• **TASK STATEMENT**
Pick out every line in the data below that holds "range".

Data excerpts
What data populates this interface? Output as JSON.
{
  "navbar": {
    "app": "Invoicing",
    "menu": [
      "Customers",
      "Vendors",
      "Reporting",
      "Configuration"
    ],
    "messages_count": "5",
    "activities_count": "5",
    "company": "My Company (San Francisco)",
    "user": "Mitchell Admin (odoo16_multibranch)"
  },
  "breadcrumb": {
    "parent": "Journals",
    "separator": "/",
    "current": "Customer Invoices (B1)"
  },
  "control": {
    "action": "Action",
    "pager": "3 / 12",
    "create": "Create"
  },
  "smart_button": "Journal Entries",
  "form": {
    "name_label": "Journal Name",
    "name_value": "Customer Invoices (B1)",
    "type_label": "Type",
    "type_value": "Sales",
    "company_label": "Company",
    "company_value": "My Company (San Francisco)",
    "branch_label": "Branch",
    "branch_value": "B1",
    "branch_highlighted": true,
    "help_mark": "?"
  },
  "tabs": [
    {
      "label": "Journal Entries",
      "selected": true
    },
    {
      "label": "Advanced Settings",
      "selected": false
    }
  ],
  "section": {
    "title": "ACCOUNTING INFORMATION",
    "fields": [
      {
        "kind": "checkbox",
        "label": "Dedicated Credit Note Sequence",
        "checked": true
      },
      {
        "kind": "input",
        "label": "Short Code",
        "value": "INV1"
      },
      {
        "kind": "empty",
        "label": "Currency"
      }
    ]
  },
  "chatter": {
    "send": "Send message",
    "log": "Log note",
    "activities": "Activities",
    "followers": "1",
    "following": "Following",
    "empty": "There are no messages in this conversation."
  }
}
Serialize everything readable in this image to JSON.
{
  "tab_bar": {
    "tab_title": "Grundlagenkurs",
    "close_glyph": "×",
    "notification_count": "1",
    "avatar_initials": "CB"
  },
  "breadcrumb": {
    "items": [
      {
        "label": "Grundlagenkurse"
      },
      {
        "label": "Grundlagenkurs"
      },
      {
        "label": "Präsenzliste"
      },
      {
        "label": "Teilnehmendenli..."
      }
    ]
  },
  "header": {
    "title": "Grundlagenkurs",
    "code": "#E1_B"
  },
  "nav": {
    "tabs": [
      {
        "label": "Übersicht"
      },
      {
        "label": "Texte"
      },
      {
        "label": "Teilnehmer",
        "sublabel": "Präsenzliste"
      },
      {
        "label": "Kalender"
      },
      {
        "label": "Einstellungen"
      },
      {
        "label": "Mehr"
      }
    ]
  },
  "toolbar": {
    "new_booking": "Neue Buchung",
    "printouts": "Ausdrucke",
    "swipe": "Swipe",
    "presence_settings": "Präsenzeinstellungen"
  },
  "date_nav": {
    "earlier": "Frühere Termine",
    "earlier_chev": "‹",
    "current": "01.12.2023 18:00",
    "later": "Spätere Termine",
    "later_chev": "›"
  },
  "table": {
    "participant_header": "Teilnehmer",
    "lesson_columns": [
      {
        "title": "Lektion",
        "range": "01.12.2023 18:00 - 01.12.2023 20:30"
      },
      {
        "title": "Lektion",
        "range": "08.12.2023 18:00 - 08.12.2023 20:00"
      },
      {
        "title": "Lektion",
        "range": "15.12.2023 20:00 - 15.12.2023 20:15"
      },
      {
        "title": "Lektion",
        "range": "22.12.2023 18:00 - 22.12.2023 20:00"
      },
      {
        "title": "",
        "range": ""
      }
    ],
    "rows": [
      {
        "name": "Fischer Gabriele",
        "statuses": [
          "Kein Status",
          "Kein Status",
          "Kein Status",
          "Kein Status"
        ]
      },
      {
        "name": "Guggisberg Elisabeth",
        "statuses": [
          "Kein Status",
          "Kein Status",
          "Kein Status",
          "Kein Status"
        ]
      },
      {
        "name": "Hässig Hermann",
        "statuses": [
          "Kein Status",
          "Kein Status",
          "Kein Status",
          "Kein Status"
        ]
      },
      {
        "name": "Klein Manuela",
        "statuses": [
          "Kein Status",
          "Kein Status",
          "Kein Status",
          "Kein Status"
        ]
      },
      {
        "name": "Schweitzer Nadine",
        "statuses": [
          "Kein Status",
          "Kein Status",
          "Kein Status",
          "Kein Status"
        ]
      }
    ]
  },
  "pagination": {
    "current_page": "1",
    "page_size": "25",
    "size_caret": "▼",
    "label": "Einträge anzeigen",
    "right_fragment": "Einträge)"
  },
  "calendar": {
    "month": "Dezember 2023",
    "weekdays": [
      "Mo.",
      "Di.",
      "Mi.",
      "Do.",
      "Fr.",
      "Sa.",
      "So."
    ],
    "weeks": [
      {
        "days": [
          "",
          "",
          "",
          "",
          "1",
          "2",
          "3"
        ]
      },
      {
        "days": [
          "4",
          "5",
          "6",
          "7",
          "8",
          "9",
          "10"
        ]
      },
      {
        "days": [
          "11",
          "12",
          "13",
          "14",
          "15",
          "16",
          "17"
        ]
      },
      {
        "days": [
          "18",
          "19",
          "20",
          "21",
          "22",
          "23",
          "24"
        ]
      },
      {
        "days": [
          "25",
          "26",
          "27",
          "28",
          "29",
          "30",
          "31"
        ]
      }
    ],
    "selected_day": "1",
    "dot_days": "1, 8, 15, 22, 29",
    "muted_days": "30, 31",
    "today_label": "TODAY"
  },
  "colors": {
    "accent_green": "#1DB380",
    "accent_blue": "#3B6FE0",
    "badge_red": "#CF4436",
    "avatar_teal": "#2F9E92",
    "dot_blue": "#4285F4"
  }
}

• **SOLVED EXERCISE**
        "range": "01.12.2023 18:00 - 01.12.2023 20:30"
        "range": "08.12.2023 18:00 - 08.12.2023 20:00"
        "range": "15.12.2023 20:00 - 15.12.2023 20:15"
        "range": "22.12.2023 18:00 - 22.12.2023 20:00"
        "range": ""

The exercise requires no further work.